Evidence of Flossing: What We Leave Behind.
Purchase a signed copy today!


BOOK REVIEW: Beverley Baird Reviews Evidence of Flossing

“These are definitely poems to ponder, with words and images to reflect on. Payne gives us poetry that moves us, challenges our perceptions and inspires us to look deeper into our place in the world and what our legacy can or should be. Evidence of Flossing is well worth the read – and one you will revisit over and over again.” — Beverly Baird

>> Click Here to read the full review!


This post is part of a month-long, nationwide blog tour for my new book Evidence of Flossing: What We Leave Behind, hosted by Wow! Women on Writing. Buy the book today!

buynow


GUEST BLOG POST: The Bravery of Storytelling

Today, I’m a guest blogger on Writers Pay It Forward, sharing my thoughts on…

THE BRAVERY OF STORYTELLING

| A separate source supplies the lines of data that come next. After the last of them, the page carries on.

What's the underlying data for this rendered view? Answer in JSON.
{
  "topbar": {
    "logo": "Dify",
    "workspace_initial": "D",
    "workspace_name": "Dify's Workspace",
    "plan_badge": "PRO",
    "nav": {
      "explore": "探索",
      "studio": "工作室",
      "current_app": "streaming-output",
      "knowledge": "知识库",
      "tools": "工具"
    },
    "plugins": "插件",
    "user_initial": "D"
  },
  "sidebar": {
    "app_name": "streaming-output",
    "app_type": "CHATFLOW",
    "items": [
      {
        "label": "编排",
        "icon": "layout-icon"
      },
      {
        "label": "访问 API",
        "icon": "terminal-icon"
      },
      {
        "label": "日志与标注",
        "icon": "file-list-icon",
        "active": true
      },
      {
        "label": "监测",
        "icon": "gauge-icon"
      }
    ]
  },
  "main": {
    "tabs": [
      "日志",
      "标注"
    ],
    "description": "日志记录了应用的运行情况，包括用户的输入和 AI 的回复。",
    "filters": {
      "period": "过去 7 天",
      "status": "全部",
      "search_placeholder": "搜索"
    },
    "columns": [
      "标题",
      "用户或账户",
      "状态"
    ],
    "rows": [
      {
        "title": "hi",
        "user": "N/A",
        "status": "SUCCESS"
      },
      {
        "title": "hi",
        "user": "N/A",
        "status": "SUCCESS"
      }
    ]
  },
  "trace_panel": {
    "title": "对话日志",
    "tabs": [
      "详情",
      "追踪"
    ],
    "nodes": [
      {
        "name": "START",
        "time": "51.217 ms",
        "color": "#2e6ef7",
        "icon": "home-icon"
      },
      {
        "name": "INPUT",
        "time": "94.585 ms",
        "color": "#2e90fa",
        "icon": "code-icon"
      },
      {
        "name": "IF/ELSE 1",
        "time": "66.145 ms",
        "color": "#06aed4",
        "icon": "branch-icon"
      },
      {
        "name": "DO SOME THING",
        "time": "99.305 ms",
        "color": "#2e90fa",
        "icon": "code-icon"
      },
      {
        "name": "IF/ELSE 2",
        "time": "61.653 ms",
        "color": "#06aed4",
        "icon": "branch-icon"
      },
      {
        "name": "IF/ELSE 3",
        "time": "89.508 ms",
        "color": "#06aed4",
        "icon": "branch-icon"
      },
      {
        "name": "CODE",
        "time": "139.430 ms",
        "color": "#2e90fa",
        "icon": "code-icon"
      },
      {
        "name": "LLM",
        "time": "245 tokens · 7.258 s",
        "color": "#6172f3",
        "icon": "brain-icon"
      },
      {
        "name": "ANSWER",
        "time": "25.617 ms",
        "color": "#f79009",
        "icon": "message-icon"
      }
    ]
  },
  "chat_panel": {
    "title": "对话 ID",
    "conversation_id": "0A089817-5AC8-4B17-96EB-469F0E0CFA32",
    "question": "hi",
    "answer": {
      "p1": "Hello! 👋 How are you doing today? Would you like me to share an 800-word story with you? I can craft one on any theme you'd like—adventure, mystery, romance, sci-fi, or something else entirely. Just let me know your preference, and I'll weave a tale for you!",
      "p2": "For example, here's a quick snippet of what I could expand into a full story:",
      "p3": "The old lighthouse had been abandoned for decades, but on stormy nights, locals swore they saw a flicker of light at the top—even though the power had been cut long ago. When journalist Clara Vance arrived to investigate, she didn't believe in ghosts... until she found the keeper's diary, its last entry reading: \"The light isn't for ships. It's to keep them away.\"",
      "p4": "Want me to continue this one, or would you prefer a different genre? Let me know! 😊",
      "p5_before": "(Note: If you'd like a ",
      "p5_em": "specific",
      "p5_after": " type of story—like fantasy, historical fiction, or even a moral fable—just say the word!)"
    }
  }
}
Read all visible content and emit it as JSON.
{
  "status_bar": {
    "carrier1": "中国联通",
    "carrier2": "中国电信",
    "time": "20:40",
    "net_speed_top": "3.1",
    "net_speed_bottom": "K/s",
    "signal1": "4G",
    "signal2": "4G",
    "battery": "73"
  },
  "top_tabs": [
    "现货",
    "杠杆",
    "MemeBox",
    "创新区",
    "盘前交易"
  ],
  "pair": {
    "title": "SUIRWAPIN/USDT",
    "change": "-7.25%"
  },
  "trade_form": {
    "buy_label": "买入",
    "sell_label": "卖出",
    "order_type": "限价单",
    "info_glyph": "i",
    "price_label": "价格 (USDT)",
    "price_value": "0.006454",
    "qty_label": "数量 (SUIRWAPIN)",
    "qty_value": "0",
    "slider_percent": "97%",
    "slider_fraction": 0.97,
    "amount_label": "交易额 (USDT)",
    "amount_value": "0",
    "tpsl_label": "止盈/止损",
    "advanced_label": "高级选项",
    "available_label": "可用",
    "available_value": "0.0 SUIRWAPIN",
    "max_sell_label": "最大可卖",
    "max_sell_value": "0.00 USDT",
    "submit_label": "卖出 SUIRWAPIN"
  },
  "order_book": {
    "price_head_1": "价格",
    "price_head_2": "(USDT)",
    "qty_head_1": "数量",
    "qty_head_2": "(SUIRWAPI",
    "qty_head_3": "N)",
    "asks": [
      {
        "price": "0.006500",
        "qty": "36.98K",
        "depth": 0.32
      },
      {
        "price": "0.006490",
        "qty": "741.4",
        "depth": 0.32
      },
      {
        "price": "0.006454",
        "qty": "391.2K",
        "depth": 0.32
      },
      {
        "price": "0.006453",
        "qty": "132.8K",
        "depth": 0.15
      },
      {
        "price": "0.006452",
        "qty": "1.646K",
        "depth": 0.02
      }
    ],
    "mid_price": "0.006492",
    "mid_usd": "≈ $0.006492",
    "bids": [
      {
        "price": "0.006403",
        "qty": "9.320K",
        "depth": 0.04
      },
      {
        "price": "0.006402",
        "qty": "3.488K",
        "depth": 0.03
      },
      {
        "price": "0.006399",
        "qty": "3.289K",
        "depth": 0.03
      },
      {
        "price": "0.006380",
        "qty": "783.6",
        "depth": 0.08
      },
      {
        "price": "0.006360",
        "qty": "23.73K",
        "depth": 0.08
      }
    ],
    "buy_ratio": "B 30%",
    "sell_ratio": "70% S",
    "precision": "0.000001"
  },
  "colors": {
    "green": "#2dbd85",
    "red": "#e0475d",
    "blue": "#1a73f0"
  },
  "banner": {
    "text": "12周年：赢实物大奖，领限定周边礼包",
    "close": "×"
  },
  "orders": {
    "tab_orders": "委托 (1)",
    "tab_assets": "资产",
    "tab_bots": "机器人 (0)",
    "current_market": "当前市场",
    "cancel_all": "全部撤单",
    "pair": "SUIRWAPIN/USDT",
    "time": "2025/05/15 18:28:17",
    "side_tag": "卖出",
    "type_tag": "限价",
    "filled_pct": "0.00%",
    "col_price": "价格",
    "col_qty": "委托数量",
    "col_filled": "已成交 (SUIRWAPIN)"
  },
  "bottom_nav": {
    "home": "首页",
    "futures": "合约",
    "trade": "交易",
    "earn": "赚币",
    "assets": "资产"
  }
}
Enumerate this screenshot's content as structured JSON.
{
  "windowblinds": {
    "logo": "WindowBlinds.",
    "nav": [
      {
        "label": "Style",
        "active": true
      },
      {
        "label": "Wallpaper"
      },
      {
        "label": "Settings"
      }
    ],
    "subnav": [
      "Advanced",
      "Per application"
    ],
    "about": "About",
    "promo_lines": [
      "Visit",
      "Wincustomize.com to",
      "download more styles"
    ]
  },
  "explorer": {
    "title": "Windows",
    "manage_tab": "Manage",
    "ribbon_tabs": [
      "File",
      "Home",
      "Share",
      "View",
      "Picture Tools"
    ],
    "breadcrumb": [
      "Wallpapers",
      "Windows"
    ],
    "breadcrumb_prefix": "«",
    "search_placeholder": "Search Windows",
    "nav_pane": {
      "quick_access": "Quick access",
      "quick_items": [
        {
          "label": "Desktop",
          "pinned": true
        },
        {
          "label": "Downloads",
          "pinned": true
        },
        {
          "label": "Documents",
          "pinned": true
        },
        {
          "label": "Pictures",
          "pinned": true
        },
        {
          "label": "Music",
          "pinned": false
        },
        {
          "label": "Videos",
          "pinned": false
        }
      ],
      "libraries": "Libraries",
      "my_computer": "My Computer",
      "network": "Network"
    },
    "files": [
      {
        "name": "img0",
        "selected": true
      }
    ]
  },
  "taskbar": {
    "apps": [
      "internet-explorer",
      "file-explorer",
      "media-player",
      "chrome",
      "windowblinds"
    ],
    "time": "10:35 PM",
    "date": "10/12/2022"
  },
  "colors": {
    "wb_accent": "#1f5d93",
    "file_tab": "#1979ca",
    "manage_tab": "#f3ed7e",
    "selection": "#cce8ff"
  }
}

Several years ago, I was meeting with a client I hadn’t seen in a few years. We started with the usual Hi. How are You? I’m Fine. How are You? small talk protocol, but then she saw a reliquary hanging on the wall in my office.

The reliquary — traditionally a container for holy objects — was a mixed-media collage I had created. Within the shadowbox frame was a painting of an angel, decorated panels, pieces of a poem, and symbols: an alpha and omega, a feather, a heart. An artist herself, my client asked about the piece, and I told her the story of lost love and deep sadness that had inspired it.

When I was done, she took my hand and thanked me. Then she told me her story — the disappointment that had shaken everything she thought she knew, her attempts to heal, and how the process changed her.

>>CLICK HERE to read the whole post.


This post is part of a month-long, nationwide blog tour for my new book Evidence of Flossing: What We Leave Behind, hosted by Wow! Women on Writing. Buy the book today!

buynow


BOOK REVIEW: Nicole Pyles Reviews Evidence of Flossing

“I was so impressed with this book. It conveyed a beauty and yet sadness at the same time. I could sense the spiritual struggle within the poetry and a reflection of the world around (and the masks society often puts forward). This book is definitely a conversation piece and I can’t wait to share it with others.” — Nicole Pyles, World of My Imagination

>> Click Here to read the full review!


This post is part of a month-long, nationwide blog tour for my new book Evidence of Flossing: What We Leave Behind, hosted by Wow! Women on Writing. Buy the book today!

buynow